Devensian ice limits on the Isles of Scilly.  Red line after Scourse and others.  The black line is mine -- based on glaciological principles and field observations.  I now think that the archipelago might have been a nunatak, completely surrounded by ice -- shown below.

Readers of this blog may remember the spat I had with Prof James Scourse over the glaciation and ice edge positions in the Isles of Scilly.  When I published my short paper on the glaciations of the islands, I provided evidence that Devensian ice had affected the west-facing coasts, as one would expect from glacier ice behaving normally.  In published correspondence, he accused me, in rather intemperate language, of being incompetent -- but then he had to agree that I was right and he was wrong.  Essentially, I was taking account of glacial wrapping, and he was not.

With regard to ice edge positions in and around Pembrokeshire, I have for years argued that ice edge positions cannot possibly have remained far off the western coast of the county if there was an ice edge pressing against the north face of Mynydd Preseli more than 350m above present sea level.  Again, this was all about glacial wrapping.  And at last, without any proper acknowledgement of my posts on this blog, the BRITICE team have acknowledged that I was right and they were wrong -- by showing on their latest maps that Devensian ice affected the coasts of south Pembrokeshire at least as far east as Caldey Island.  As I have been trying to tell them for years, that's what the observations on the ground show, and that's what glaciological theory must have predicted.

The revised BRITICE LGM ice edge for the Bristol Channel, showing glacier ice affecting the south coast of Pembrokeshire. That's more like it. I still think the line is in the wrong position in the centre of the Channel........

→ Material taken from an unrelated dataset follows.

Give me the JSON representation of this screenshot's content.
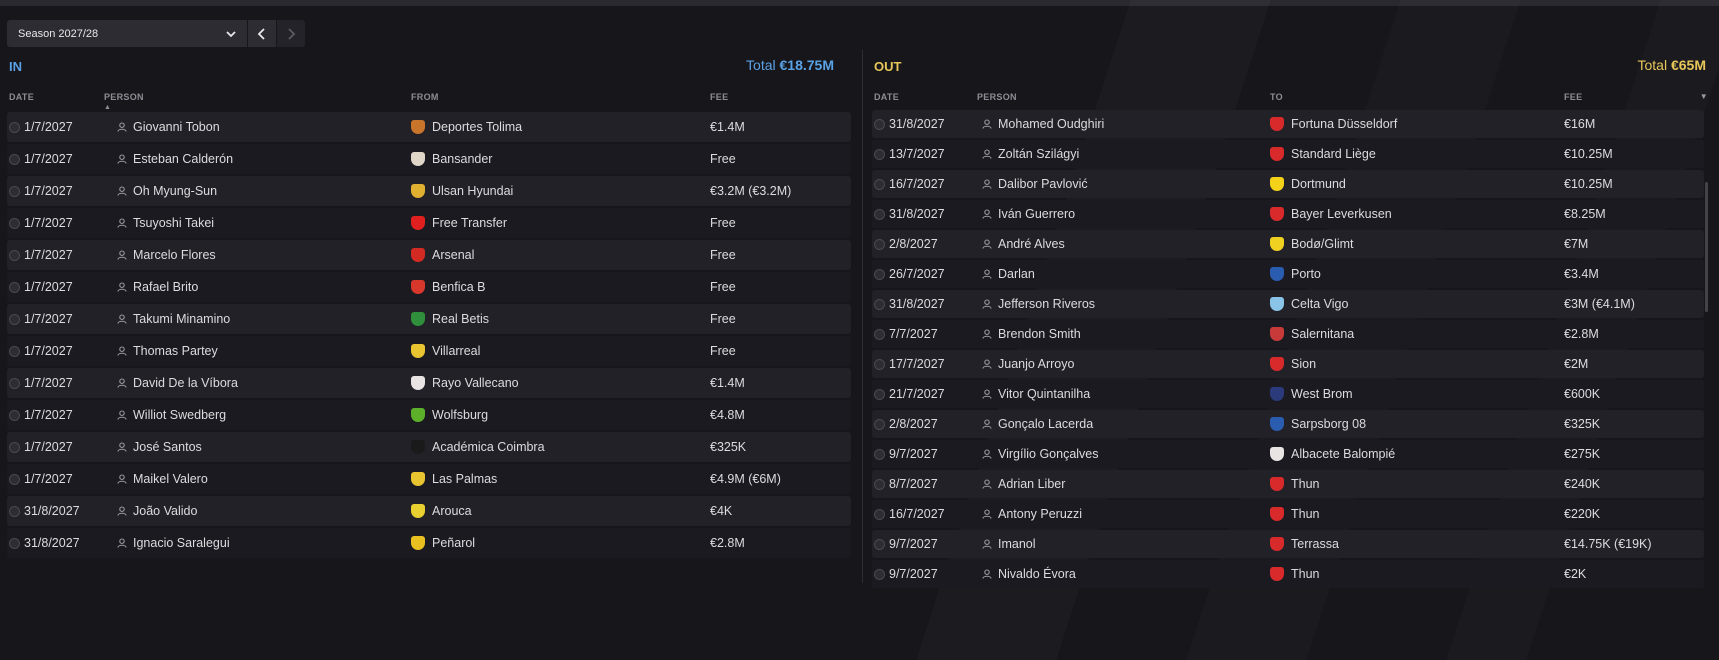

The article:
Maximum extent and readvance dynamics of the Irish Sea Ice Stream and Irish Sea Glacier since the Last Glacial Maximum
J. D. Scourse, R. C. Chiverrell, R. K. Smedley, D. Small, M. J. Burke, M. Saher, K. J. J. Van Landeghem, G. A. T. Duller, C. Ó Cofaigh, M. D. Bateman, S. Benetti, S. Bradley, L. Callard, D. J. A. Evans, D. Fabel, G. T. H. Jenkins, S. McCarron, A. Medialdea, S. Moreton, X. Ou, D. Praeg, D. H. Roberts, H. M. Roberts, C. D. Clark
Jnl of Quaternary Science, 7 May 2021 (special issue article)

We get there, gradually...........


PS.  By the way, glacial wrapping has nothing whatsoever to do with this latest trend for the inhabitants of high glacierised mountains (as in the Alps and parts of China) to cover snow-covered surfaces with vast swathes of special fabric in a forlorn attempt to reduce the rate of ablation and glacier wastage.  I can understand why they are doing it, especially in areas where the skiing holiday industry is under threat -- but it is all really rather stupid.  There is no technical fix for global warming -- people should stop these stunts (costing millions of pounds) and listen to what they are being told by the climate scientists and by Greta Thunberg and the younger generation. 


Tony Hinchliffe said...

Has it been posited that there are nunataks on Dartmoor?; and also Exmoor?

BRIAN JOHN said...

There has been a lot of discussion about the tors -- some appear to be eroded by moving ice, while others were protected by sluggish or stagnant thin ice. Some of the tors must have been nunataks for part of the time, but the evidence is likely to be subtle.

Dave Maynard said...

I did see on Al Jazeera, a report about an engineer in Nepal(?) who was building piles of branches and then spraying water from melted glaciers as a sprinkle that froze overnight and became progressively thicker. His view was that it contained more water in a vertical column than a thinner ice sheet.
The pile progressively melted in the summer, releasing water in a more controlled flow than the natural thaw and flood in spring and early summer with no water for the rest of the year.
He said that human occupation in these areas was only possible because of the release of water from the ice, when the glaciers are gone, people would have to leave. This technique, if adopted would only delay this for an additional 50 years or so.